As one of the most successful autonomous-car systems developers, Waymo (formerly Google's self-driving car project) has enlisted the I-Pace as its first premium self-driving electric vehicle in the fleet. First tests will start this year, with full implementation of the electric SUV as part of the Waymo lineup in 2020.
If we are to trust the figures announced by Jaguar, the contract between the two is huge. The Brits claim that in the first two years up to 20,000 I-Pace vehicles will be built and be made available for riders of Waymo’s driverless service.
Waymo plans that by the end of the year to become the world’s first company to offer self-driving transportation services to the public.
“While we've been focused at Waymo on building the world's most experienced driver, the team at Jaguar Land Rover has developed an all-new battery-electric platform that looks to set a new standard in safety, design, and capability,” said Waymo’s executive officer John Krafcik.
According to statistics, about 95% of car accidents are caused by human error, generating over a million deaths worldwide per year.
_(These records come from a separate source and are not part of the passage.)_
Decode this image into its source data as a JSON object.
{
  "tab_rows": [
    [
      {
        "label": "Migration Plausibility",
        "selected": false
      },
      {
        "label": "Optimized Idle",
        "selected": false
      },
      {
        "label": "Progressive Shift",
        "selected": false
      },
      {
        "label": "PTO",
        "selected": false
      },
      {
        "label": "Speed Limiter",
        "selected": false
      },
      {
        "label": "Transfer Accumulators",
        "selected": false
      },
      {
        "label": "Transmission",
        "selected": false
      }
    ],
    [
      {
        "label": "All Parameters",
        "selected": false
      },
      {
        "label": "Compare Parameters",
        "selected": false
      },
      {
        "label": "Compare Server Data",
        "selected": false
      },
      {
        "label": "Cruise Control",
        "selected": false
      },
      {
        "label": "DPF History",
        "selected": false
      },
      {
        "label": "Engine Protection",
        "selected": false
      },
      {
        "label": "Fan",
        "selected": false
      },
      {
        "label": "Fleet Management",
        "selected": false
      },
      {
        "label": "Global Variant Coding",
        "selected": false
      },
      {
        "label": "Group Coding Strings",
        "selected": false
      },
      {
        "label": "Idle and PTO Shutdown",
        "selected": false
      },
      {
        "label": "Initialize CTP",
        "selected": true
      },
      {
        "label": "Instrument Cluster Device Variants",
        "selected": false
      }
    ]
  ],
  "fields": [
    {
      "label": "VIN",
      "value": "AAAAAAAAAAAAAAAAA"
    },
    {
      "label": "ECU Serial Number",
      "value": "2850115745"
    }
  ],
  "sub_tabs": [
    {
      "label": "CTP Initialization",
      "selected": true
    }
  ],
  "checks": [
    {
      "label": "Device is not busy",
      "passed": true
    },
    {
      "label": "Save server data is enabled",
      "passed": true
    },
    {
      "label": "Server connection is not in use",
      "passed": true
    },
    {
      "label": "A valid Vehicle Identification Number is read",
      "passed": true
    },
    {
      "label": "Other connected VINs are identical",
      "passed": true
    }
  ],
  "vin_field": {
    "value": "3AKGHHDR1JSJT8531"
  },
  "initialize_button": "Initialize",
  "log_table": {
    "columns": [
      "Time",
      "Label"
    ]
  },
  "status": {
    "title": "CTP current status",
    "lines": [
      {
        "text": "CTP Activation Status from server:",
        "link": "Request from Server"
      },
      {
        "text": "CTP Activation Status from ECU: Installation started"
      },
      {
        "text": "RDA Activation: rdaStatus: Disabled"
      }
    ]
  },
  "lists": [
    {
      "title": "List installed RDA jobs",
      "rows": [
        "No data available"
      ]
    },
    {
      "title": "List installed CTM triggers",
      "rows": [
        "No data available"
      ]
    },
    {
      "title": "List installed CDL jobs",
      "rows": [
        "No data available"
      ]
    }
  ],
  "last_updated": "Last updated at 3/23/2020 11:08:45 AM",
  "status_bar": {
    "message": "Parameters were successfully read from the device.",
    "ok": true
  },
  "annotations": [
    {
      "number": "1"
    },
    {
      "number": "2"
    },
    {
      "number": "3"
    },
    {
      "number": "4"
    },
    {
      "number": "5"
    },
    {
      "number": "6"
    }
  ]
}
Having an automated system in charge, despite setbacks from time to time, is likely to bring that percentage down towards zero.
Gambling big now, when the industry is just blossoming, would allow Waymo and its partners to capture a good chunk of the 4 percent market share self-driving cars are estimated to have by 2030.